;; Using a git commit because there have been many many commits
;; since the relase two years ago, but no sign of a promised
;; release for many months now.
(let ((commit "43e6f99fe8543094d18ff3a6550ed2066c398862")
(version (git-version "2018.01.1" revision commit))
(origin (method git-fetch)
(file-name (git-file-name name version))
(assoc-ref %outputs "out")
(add-before 'configure 'enter-source-directory
(lambda _ (chdir "host") #t))
(add-before 'install-license-files 'leave-source-directory
(lambda _ (chdir "..") #t)))
#:tests? #f)) ; no test suite
(synopsis "User-space library and utilities for HackRF SDR")
"Command line utilities and a C library for controlling the HackRF
Software Defined Radio (SDR) over USB. Installing this package installs
the userspace hackrf utilities and C library. To install the hackrf
udev rules, you must add this package as a system service via
(udev-service-type config =>
(udev-configuration (inherit config)
(rules (cons hackrf
However, I have not submitted it as a patch yet, as I wanted to test it with my HackRF SDR first, and that let me down a rabbit trail on how to install udev rules in Guix. I’m about out of time for this project for today, so I’ll finish this up next week, God willing.
I spent quite a while troubleshooting a bug in which RX would mysteriously not restart, if you did a hackrf-stop-rx followed by another hackrf-start-rx. The problem actually was not in my code, but due to some old libhackrf bugs that had not been patched in the old Debian 9 version of libhackrf which I am using.
This is a serious enough annoyance that you won’t want to be using HackRF Shell with the unpatched version. So, I added instructions to my git repo (debian9-libhackrf-patch directory, see commit 346c50e) on how to get a patched version of the Debian 9 packages. I think that the Debian 10 library version is actually not new enough to avoid all the bugs, either, so the info I have provided might be of value to Debian 10 users as well.
I would like to switch my home system from Debian to Gnu Guix, and use Guix package management for development, but I’m not sure how soon that will happen.
I added in the baseband-filter-bandwidth control procedure, which is something I forgot to do earlier. This was critical for picking up the weaker stations, such as KJNP 100.3Mhz, which is around 20 or 30 miles away, I think. I coded some simple helper functions (in Scheme) to start and stop receiving data according to time parameters, which I will use to record my favorite radio program each morning. This example records data for one minute from 8:43pm to 8:44pm (code checkout a992f67).
scheme@(guile-user)> (define d (hackrf-open))
scheme@(guile-user)> (load "hackrf-shell-lib.scm")

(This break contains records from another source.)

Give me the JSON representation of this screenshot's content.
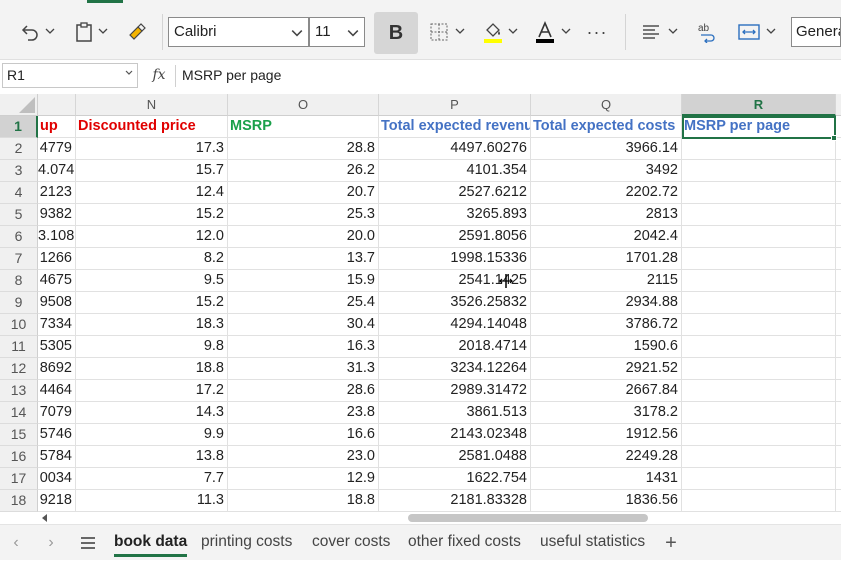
{
  "toolbar": {
    "font_name": "Calibri",
    "font_size": "11",
    "bold_label": "B",
    "number_format": "General",
    "more_label": "···",
    "icons": [
      "undo-icon",
      "paste-icon",
      "format-painter-icon",
      "borders-icon",
      "fill-color-icon",
      "font-color-icon",
      "more-icon",
      "align-icon",
      "wrap-text-icon",
      "merge-icon"
    ],
    "fill_color": "#ffff00",
    "font_color": "#000000",
    "accent": "#217346"
  },
  "formula_bar": {
    "name_box": "R1",
    "fx_label": "fx",
    "formula": "MSRP per page"
  },
  "grid": {
    "columns": [
      {
        "letter": "",
        "selected": false
      },
      {
        "letter": "N",
        "selected": false
      },
      {
        "letter": "O",
        "selected": false
      },
      {
        "letter": "P",
        "selected": false
      },
      {
        "letter": "Q",
        "selected": false
      },
      {
        "letter": "R",
        "selected": true
      }
    ],
    "header_row": {
      "row": "1",
      "cells": [
        "up",
        "Discounted price",
        "MSRP",
        "Total expected revenue",
        "Total expected costs",
        "MSRP per page"
      ]
    },
    "rows": [
      {
        "row": "2",
        "cells": [
          "4779",
          "17.3",
          "28.8",
          "4497.60276",
          "3966.14",
          ""
        ]
      },
      {
        "row": "3",
        "cells": [
          "4.074",
          "15.7",
          "26.2",
          "4101.354",
          "3492",
          ""
        ]
      },
      {
        "row": "4",
        "cells": [
          "2123",
          "12.4",
          "20.7",
          "2527.6212",
          "2202.72",
          ""
        ]
      },
      {
        "row": "5",
        "cells": [
          "9382",
          "15.2",
          "25.3",
          "3265.893",
          "2813",
          ""
        ]
      },
      {
        "row": "6",
        "cells": [
          "3.108",
          "12.0",
          "20.0",
          "2591.8056",
          "2042.4",
          ""
        ]
      },
      {
        "row": "7",
        "cells": [
          "1266",
          "8.2",
          "13.7",
          "1998.15336",
          "1701.28",
          ""
        ]
      },
      {
        "row": "8",
        "cells": [
          "4675",
          "9.5",
          "15.9",
          "2541.1425",
          "2115",
          ""
        ]
      },
      {
        "row": "9",
        "cells": [
          "9508",
          "15.2",
          "25.4",
          "3526.25832",
          "2934.88",
          ""
        ]
      },
      {
        "row": "10",
        "cells": [
          "7334",
          "18.3",
          "30.4",
          "4294.14048",
          "3786.72",
          ""
        ]
      },
      {
        "row": "11",
        "cells": [
          "5305",
          "9.8",
          "16.3",
          "2018.4714",
          "1590.6",
          ""
        ]
      },
      {
        "row": "12",
        "cells": [
          "8692",
          "18.8",
          "31.3",
          "3234.12264",
          "2921.52",
          ""
        ]
      },
      {
        "row": "13",
        "cells": [
          "4464",
          "17.2",
          "28.6",
          "2989.31472",
          "2667.84",
          ""
        ]
      },
      {
        "row": "14",
        "cells": [
          "7079",
          "14.3",
          "23.8",
          "3861.513",
          "3178.2",
          ""
        ]
      },
      {
        "row": "15",
        "cells": [
          "5746",
          "9.9",
          "16.6",
          "2143.02348",
          "1912.56",
          ""
        ]
      },
      {
        "row": "16",
        "cells": [
          "5784",
          "13.8",
          "23.0",
          "2581.0488",
          "2249.28",
          ""
        ]
      },
      {
        "row": "17",
        "cells": [
          "0034",
          "7.7",
          "12.9",
          "1622.754",
          "1431",
          ""
        ]
      },
      {
        "row": "18",
        "cells": [
          "9218",
          "11.3",
          "18.8",
          "2181.83328",
          "1836.56",
          ""
        ]
      }
    ],
    "header_colors": {
      "red": "#e00000",
      "green": "#1aa04a",
      "blue": "#4472c4"
    }
  },
  "sheet_tabs": {
    "tabs": [
      {
        "label": "book data",
        "active": true
      },
      {
        "label": "printing costs",
        "active": false
      },
      {
        "label": "cover costs",
        "active": false
      },
      {
        "label": "other fixed costs",
        "active": false
      },
      {
        "label": "useful statistics",
        "active": false
      }
    ],
    "add_label": "+",
    "prev_label": "‹",
    "next_label": "›"
  }
}
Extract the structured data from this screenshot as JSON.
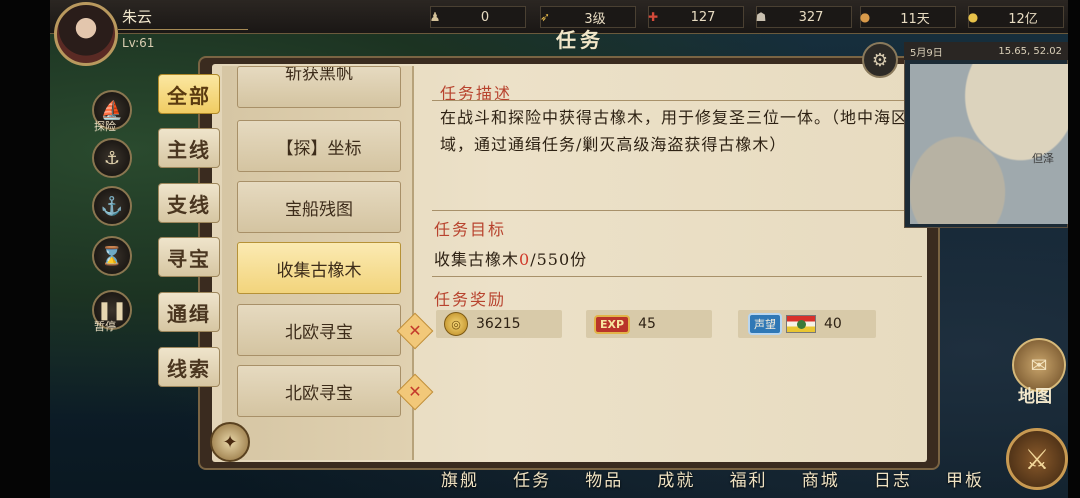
{
  "player": {
    "name": "朱云",
    "level": "Lv:61"
  },
  "resources": [
    {
      "icon": "sailor-icon",
      "glyph": "♟",
      "value": "0",
      "color": "#d6c39a"
    },
    {
      "icon": "rank-icon",
      "glyph": "➶",
      "value": "3级",
      "color": "#e2b74a"
    },
    {
      "icon": "crew-icon",
      "glyph": "✚",
      "value": "127",
      "color": "#d44a3a"
    },
    {
      "icon": "officer-icon",
      "glyph": "☗",
      "value": "327",
      "color": "#c9c0b0"
    },
    {
      "icon": "food-icon",
      "glyph": "●",
      "value": "11天",
      "color": "#d99a4a"
    },
    {
      "icon": "gold-icon",
      "glyph": "●",
      "value": "12亿",
      "color": "#e8c24a"
    }
  ],
  "page_title": "任务",
  "side_icons": [
    {
      "name": "explore-icon",
      "glyph": "⛵",
      "label": "探险"
    },
    {
      "name": "ship-icon",
      "glyph": "⚓︎",
      "label": ""
    },
    {
      "name": "anchor-icon",
      "glyph": "⚓",
      "label": ""
    },
    {
      "name": "hourglass-icon",
      "glyph": "⌛",
      "label": ""
    },
    {
      "name": "pause-icon",
      "glyph": "❚❚",
      "label": "暂停"
    }
  ],
  "categories": [
    "全部",
    "主线",
    "支线",
    "寻宝",
    "通缉",
    "线索"
  ],
  "quest_list": [
    "斩获黑帆",
    "【探】坐标",
    "宝船残图",
    "收集古橡木",
    "北欧寻宝",
    "北欧寻宝"
  ],
  "quest_badge": "✕",
  "detail": {
    "desc_title": "任务描述",
    "desc_text": "在战斗和探险中获得古橡木，用于修复圣三位一体。（地中海区域，通过通缉任务/剿灭高级海盗获得古橡木）",
    "goal_title": "任务目标",
    "goal_prefix": "收集古橡木",
    "goal_current": "0",
    "goal_total": "/550份",
    "reward_title": "任务奖励",
    "rewards": {
      "gold": "36215",
      "exp_label": "EXP",
      "exp": "45",
      "rep_label": "声望",
      "rep": "40"
    }
  },
  "close_label": "✕",
  "minimap": {
    "date": "5月9日",
    "coords": "15.65, 52.02",
    "place": "但泽"
  },
  "map_button": "地图",
  "combat_glyph": "⚔",
  "settings_glyph": "⚙",
  "compass_glyph": "✦",
  "bottom_nav": [
    "旗舰",
    "任务",
    "物品",
    "成就",
    "福利",
    "商城",
    "日志",
    "甲板"
  ]
}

scheme@(guile-user)> (hackrf-sensible-defaults d)
scheme@(guile-user)> (hackrf-set-baseband-filter-bandwidth d 2000000)
scheme@(guile-user)> (hackrf-enable-amp d)
scheme@(guile-user)> (timed-read d "out.bin" 20 43 20 44)
This still just dumps the floating point signal data to a file, rather that doing any demodulation, so the file size is very large, and I must feed it into GnuRadio. Yet, it is progress.
I need to go over the RX start/stop code again as I get an error if I try to start RX again after stopping it. I coded that part of the device management rather quickly so I am not surprised.
I started playing around with merging in FFT functionality. I added an fft-512 procedure which does FFT on a 512 byte buffer using libfftwf. I think it works, but I haven’t added any procedures yet to do anything useful with fft-512 so I don’t really know yet. I was going to code something which feeds data to GnuPlot for a spectrum analysis display, in the usual fashion like all the SDR software does:
I have been learning a lot lately about Fourier transform and DFT (Discrete Fourier Transform) and I think I have a mostly clear understanding of the basic math and concepts involved now. For fun, I did a DFT operation manually in Emacs Calc on a length 8 data sample, and the results came out making sense. This article is a nice introduction to the Fourier transform, though you need to have a good understanding of complex numbers to fully grasp the DFT equation: